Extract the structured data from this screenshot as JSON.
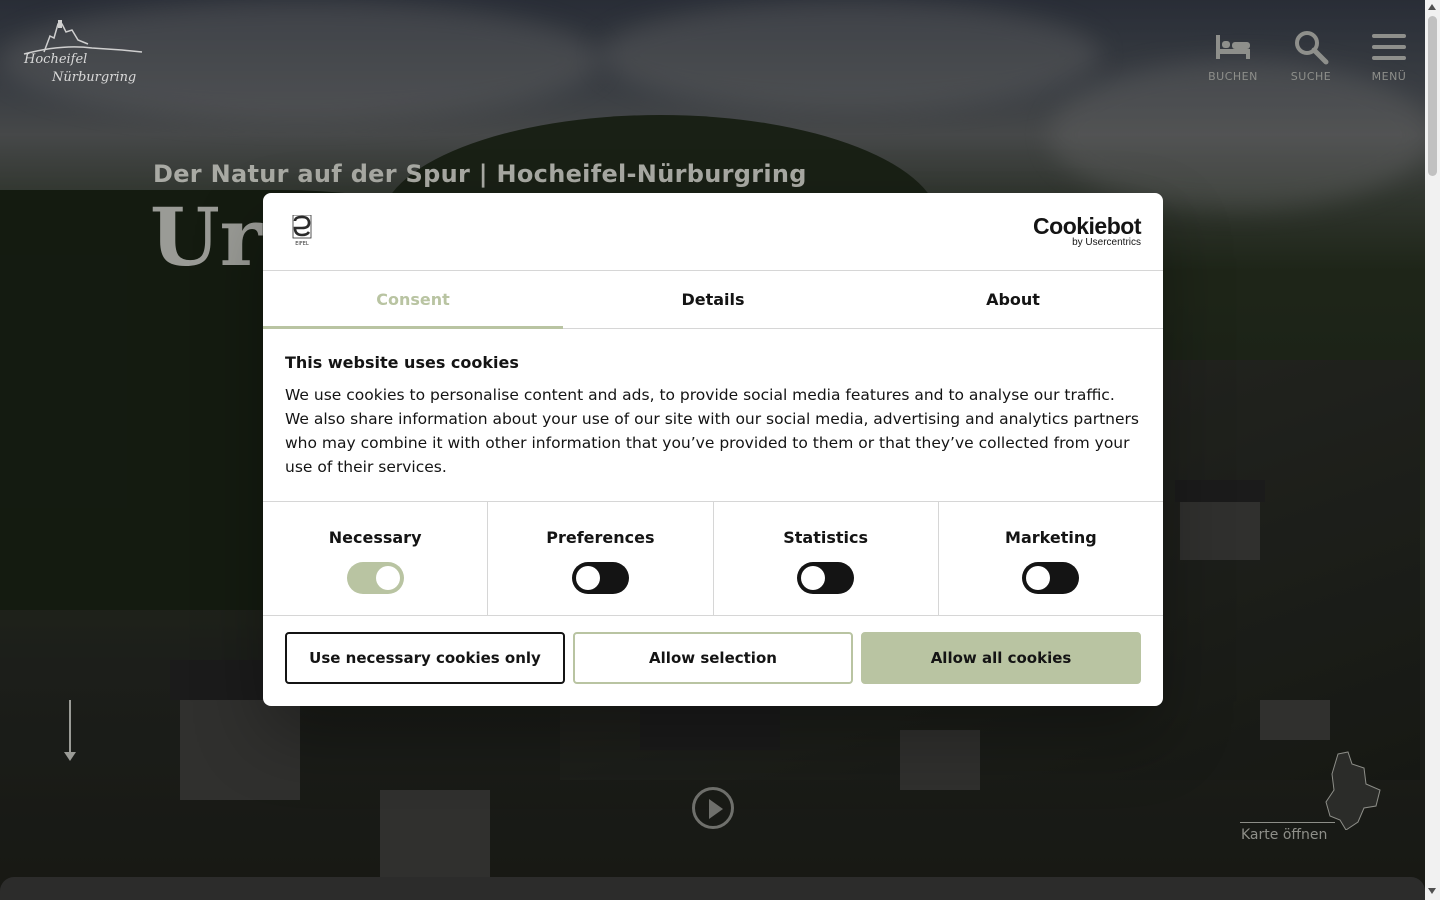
{
  "header": {
    "logo_line1": "Hocheifel",
    "logo_line2": "Nürburgring",
    "nav": [
      {
        "label": "BUCHEN",
        "icon": "bed-icon"
      },
      {
        "label": "SUCHE",
        "icon": "search-icon"
      },
      {
        "label": "MENÜ",
        "icon": "menu-icon"
      }
    ]
  },
  "hero": {
    "subtitle": "Der Natur auf der Spur | Hocheifel-Nürburgring",
    "title": "Urlaub"
  },
  "map": {
    "label": "Karte öffnen"
  },
  "cookie_dialog": {
    "brand_small": "EIFEL",
    "provider_name": "Cookiebot",
    "provider_sub": "by Usercentrics",
    "tabs": [
      {
        "label": "Consent",
        "active": true
      },
      {
        "label": "Details",
        "active": false
      },
      {
        "label": "About",
        "active": false
      }
    ],
    "heading": "This website uses cookies",
    "text": "We use cookies to personalise content and ads, to provide social media features and to analyse our traffic. We also share information about your use of our site with our social media, advertising and analytics partners who may combine it with other information that you’ve provided to them or that they’ve collected from your use of their services.",
    "categories": [
      {
        "label": "Necessary",
        "enabled": true
      },
      {
        "label": "Preferences",
        "enabled": false
      },
      {
        "label": "Statistics",
        "enabled": false
      },
      {
        "label": "Marketing",
        "enabled": false
      }
    ],
    "buttons": {
      "necessary_only": "Use necessary cookies only",
      "allow_selection": "Allow selection",
      "allow_all": "Allow all cookies"
    }
  },
  "colors": {
    "accent": "#b9c4a2",
    "text": "#141414",
    "toggle_off": "#141414"
  }
}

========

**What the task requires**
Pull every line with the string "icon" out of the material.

**Solution to the exercise**
        "icon": "bed-icon"
        "icon": "search-icon"
        "icon": "menu-icon"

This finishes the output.